In the past, Lilla's done classes on Montaigne, Rousseau, and Pascal - but he will do different texts in the future. It's really probably your best opportunity to spend a lot of time trying to understand the text, and I would recommend it for that reason alone. What really makes Lilla's classes great for me isn't really the discussion or his insight, but the fact that by the time I've turned in my final papers, I will feel like I've come to know these books very intimately, and it would be dishonest to deny that each of time my interests and thinking have shifted. After you take his class, there's just no way you can read philosophy any other way, and no other class will come close to giving you a similar kind of experience. It's because of this that I would take a Lilla class no matter what he taught.

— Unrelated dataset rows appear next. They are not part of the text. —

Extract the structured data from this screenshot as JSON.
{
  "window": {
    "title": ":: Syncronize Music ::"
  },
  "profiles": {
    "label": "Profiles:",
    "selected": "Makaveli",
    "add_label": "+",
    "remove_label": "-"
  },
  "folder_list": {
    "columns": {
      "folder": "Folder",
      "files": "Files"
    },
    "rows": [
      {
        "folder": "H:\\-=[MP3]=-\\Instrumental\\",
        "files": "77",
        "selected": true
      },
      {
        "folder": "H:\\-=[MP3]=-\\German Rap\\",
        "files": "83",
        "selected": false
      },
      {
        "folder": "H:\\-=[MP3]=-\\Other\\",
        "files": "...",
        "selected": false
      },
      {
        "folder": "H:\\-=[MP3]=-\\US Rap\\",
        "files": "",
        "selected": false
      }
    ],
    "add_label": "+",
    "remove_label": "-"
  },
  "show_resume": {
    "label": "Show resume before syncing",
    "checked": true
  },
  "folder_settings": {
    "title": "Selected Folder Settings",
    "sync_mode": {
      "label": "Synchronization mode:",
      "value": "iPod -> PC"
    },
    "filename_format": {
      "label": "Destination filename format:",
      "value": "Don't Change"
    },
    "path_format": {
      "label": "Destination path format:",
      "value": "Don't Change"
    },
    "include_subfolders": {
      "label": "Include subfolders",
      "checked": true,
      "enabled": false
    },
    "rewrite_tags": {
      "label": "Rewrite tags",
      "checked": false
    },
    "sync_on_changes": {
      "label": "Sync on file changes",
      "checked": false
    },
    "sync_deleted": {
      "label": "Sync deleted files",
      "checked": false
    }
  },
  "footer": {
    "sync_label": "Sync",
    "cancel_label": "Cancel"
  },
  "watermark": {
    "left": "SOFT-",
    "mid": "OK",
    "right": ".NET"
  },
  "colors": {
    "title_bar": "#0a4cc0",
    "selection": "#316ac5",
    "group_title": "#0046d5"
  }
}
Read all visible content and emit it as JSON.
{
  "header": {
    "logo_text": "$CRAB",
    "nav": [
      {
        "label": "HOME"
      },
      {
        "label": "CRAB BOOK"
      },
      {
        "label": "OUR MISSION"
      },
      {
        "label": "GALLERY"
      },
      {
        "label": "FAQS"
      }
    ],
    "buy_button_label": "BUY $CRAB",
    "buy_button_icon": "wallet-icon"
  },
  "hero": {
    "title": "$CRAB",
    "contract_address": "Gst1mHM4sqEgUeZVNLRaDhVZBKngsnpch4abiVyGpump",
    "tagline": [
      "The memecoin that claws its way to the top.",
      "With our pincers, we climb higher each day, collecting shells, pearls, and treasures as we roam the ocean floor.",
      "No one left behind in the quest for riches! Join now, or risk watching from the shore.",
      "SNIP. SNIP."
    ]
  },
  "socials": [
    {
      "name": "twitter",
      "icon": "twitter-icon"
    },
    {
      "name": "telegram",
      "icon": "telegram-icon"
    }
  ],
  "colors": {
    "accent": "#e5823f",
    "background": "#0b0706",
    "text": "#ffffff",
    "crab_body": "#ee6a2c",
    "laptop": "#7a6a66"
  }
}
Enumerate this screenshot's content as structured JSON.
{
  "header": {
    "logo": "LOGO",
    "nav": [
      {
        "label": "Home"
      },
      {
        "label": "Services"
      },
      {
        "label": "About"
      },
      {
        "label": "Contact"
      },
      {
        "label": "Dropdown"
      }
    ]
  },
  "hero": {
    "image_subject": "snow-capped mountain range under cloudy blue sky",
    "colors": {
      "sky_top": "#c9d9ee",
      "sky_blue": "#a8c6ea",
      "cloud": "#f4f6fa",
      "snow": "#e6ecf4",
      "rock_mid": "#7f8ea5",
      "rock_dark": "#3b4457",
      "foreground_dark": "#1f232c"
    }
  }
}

Finally, I want to put in a good word for the man himself: capital fellow, un bonne homme cause he likes French. He loves teaching and his students, and people across the spectrum of interests and beliefs like his classes (lots of repeat offenders). He also has a great sense of humor - or am I the only one who's noticed he has/had portraits of (I think) Napoleon and Burke in his office?
Intellectually, he is a fantastic resource - he's good on basically any period of Western intellectual history, but he's best on early modern and 20th century Europe, and he's especially good on Christian theology and also on politics. I have yet to receive a bad book recommendation from him.

TLDR: No, fuck you, I put time into this. Damn, it's actually pretty long.


Always a lot of work. To be fair, he puts in just as much work (people seem to miss this fact). If you're a senior taking his class in the Spring, then you'll have less time to finish your longer paper. Seems pretty dicey to me. He would give feedback on my writing, but I only got it when I was a sophomore (in other words, when I needed it). Either I really am the shit, or he likes me too much to tell me I suck. Not that concerned, honestly.